He was hungry. Darji made rice, and the couple ate together.
Tired, he fell asleep on his bed.
“Noise came,” Darji says. “Everything started shaking.”
Darji shook her husband.
“Earthquake has come!” she says she told him.
He woke up.
“I jumped out of the room,” Darji says. “Everything collapsed. I saved myself, but I could not save him.”
That was April 25, the day a 7.8-magnitude earthquake destroyed huge swaths of Nepal and killed thousands of people.
Jeet Bahadur Darji was in his 70s – the family doesn’t know exactly when he was born. A tailor, he was the only breadwinner in a family of nine, including children and grandchildren, who lived together in a small hut.
He and his wife were alone in the hut when the earthquake struck.
Aftershocks shook the village repeatedly for three days. No one dared go into the house to retrieve Jeet Bahadur Dariji’s body for fear they too would be crushed. After the third day, neighbors helped the family remove his body from the rubble
“The roof had fallen on him,” says Bhoto Tamang, a villager and a member of the Tamang caste. “His head was hanging when we pulled out the body from the rubble.”
Kalari Dara is a village in the Nuwakot district of central Nepal. It sits on a hilltop at the end of a road estimated to be less than 100 kilometers (62 miles) from the epicenter of last week’s quake. It is home to about 120 families, a mix of the Damai, Bahun and Tamang castes.
Jeet Bahadur Darji, whose family belongs to the Damai caste, was the only person in Kalari Dara killed in the earthquake.
Because the Damai are an “untouchable” caste, members of other castes would not ordinarily enter their homes. In this case, however, villagers of other castes put custom aside and helped Jeet Bahadur Darji’s family recover his body.
“Although the family is Damai, we did not care,” Tamang says. “Bahuns and Tamangs came together and helped.”

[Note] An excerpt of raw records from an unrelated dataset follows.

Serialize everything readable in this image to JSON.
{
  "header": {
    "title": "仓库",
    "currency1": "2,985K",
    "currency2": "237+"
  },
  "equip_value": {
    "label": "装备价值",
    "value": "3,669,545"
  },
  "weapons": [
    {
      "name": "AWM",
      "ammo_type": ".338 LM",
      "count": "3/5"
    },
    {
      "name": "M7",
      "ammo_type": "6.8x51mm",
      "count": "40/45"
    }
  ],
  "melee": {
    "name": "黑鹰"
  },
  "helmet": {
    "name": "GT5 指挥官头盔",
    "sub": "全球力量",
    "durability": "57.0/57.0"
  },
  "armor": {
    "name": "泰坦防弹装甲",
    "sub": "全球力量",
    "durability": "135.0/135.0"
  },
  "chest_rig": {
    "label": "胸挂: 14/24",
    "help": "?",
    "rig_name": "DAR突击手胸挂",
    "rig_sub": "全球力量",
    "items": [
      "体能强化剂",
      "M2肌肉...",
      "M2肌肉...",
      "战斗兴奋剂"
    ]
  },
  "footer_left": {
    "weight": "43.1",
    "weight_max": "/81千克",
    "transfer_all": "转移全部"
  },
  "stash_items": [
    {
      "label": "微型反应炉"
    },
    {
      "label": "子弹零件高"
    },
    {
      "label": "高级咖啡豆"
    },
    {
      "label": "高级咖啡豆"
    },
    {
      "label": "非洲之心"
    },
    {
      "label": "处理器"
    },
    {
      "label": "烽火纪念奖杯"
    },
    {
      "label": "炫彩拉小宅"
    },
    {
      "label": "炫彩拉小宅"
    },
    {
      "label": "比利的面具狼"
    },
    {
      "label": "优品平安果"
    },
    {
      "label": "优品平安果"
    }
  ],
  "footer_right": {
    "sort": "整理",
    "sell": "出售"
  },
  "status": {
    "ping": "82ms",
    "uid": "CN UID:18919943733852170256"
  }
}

The chaos of the earthquake and its aftershocks prevented the villagers from cremating Jeet Bahadur Darji’s body according to custom, Tamang says.
“We carried the body and buried it,” he says.
Jun Keri Darji, 48, says she removed her bangle bracelets and necklace and dropped them in her husband’s grave.
“It was nice of the villagers to help us,” Jun Keri Darji says. “All I did was cry.”
According to custom, she and her family will mourn for 13 days and wear white for a year.
The Darji family also lost its house, a sewing machine – essential for Jeet Bahadur Darji’s trade – and six goats in the quake.
In its relief effort, the Belkot Village Development Committee, the local administrative body that oversees the area, gave the Darji family a plastic sheet –intended to be used as a tent – and a sack of rice.
Jun Keri Darji doesn’t know how the family will carry on.
“How are we going to eat?” she asks. “No one else in the family can do tailoring.”
Sankha Darji, the oldest son, helps around the house; he has no job. His wife and three daughters live with the extended family. The youngest son works in Malaysia; his wife and son lived in the family home, too.
“We don’t have a place to stay,” Jun Keri Darji says. “We don’t have a person to feed us. And now we have no food to eat.”
Jun Keri Darji sits on a heap of hay in a shelter her family constructed from scavenged tin sheets and cardboard. Her eyes are cast down on the bare earth. She is covered in white cloth, as is her elder son, Sankha Darji, 28, who sits beside her. They are in mourning.
She quivers every time her husband’s name is mentioned. When she talks about his death, she pauses. She draws small breaths, saying it is hard for her to acknowledge that he is gone.